A sculpture at Boston University honors the Rev. Martin Luther King Jr., who received a PhD in theology from the school. The sculpture is called “Free at Last.” (iStock)

Residents of a Boston University dormitory woke up Monday to find a racist message about the Super Bowl scrawled on a door.

The message written on a whiteboard used an expletive, followed by a racial slur and an offensive comment about the Philadelphia Eagles and Donald Trump.

In a letter to residents of the 33 Harry Agganis Way building, Kenneth Elmore, dean of students and associate provost, described the message as vile and an attack on the BU community.
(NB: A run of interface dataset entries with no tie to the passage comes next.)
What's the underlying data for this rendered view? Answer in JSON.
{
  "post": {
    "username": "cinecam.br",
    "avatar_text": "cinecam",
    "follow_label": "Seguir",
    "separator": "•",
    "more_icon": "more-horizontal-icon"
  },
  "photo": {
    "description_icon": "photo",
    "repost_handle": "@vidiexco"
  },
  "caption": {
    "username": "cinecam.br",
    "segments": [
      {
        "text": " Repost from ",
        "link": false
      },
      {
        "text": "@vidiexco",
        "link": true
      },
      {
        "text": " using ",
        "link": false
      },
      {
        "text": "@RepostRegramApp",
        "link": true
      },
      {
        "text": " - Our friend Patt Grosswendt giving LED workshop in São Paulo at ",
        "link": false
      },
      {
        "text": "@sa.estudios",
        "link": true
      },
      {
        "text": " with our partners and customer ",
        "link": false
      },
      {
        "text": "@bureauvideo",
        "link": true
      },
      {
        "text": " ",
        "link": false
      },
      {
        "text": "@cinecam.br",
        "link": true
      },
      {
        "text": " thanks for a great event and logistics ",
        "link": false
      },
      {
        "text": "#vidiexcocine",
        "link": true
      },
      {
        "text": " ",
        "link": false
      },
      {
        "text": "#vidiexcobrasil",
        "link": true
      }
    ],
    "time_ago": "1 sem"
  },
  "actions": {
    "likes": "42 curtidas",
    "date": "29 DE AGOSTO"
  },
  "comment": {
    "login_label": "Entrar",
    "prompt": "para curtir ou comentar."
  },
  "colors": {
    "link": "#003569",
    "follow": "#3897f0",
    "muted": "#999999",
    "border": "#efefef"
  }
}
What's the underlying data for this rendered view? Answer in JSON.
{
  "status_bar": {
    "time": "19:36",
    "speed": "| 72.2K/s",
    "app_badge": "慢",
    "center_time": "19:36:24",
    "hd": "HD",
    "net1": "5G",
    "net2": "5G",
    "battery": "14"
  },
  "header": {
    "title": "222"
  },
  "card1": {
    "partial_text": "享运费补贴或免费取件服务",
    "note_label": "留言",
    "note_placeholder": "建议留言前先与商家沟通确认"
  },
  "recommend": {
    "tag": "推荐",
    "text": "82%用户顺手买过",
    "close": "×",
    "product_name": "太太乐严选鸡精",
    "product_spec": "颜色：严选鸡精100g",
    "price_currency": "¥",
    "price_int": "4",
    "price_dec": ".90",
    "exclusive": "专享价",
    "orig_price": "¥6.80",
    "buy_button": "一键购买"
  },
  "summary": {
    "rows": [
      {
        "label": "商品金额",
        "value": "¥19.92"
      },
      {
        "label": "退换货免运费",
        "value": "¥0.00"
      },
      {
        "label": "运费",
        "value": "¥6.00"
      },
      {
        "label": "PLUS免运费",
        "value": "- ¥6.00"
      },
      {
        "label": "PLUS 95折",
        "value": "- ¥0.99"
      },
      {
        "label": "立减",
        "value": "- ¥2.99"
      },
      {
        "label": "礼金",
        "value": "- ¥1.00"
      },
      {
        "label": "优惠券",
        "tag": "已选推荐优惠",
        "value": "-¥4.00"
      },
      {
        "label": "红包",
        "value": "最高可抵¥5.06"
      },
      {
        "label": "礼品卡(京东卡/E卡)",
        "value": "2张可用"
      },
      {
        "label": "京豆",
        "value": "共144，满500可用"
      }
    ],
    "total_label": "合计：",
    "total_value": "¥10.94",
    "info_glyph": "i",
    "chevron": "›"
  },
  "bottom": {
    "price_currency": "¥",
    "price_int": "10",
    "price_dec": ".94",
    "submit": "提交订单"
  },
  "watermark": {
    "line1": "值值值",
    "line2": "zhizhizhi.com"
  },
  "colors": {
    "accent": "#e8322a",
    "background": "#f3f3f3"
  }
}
It is, he said, antithetical to the school’s values. “This is unacceptable,” Elmore wrote, “and we are better than that.”

He wrote that police are investigating.

Colin Riley, a university spokesman, said an update was not available Tuesday afternoon.

The student body president, SaraAnn Kurkul, said, “I was beyond disappointed to learn of the vile, racist words written on one of my fellow peer’s dormitory whiteboard.” She said the student government and student body stand with the dean’s message that such behavior has no place on campus.

“I have confidence that our police department will find the person or individuals swiftly and that BU will hold them accountable,” Kurkul said. “My thoughts are with my fellow peer targeted by the hatred, and I hope they know Student Government stands behind them 100 percent.”

On Thursday, Elmore sent an update, telling the community the person responsible for the message had been identified. Elmore said a student had written the offensive message, and that the student had written a letter of apology, which the dean included with his email. Elmore’s note said, in part:

The Boston University Police have identified the person responsible for writing a vile, racially derogatory epithet on an 18th floor suite door within this residence. Disappointingly, the person responsible for this act is one of our students.

This behavior has consequences. I am following up with this student via the university’s disciplinary system. The Boston University Police Department is following up via available civil proceedings. As additional follow up, let’s not support or sanction this behavior from each other.

It saddens me that you had to deal with this.

The student’s apology letter read, in part:

“My heart is in shambles right now. . . . What I had done was disgusting, twisted, and sickening.”

He said the university prides itself on respect and diversity as cornerstones of its values, and said that while he was intoxicated and angry after the New England Patriots lost the game, that does not excuse what he did.

“In no way, shape, or form did I ever mean to offend or hurt anyone. I know that the words ‘sorry’ coming out from my mouth may not fix any damages I have already caused but I cannot stress how truly and deeply sorry I am for my actions, and I hope that people do not see me as that vulgar and racist person. That is not what I support, what I stand for, and most importantly who I am. Those words are not part of my daily vocabulary.

“I’m here today to tell you I’ve made a mistake and not just any mistake, but the biggest mistake of my entire life. I put my friends, family, and acquaintances into shame. I’ve let myself and my dignity down. And more importantly, I’ve let the Boston University community down.

“I can only hope for forgiveness and hope that people will believe that I can change and will never do such a thing ever again.”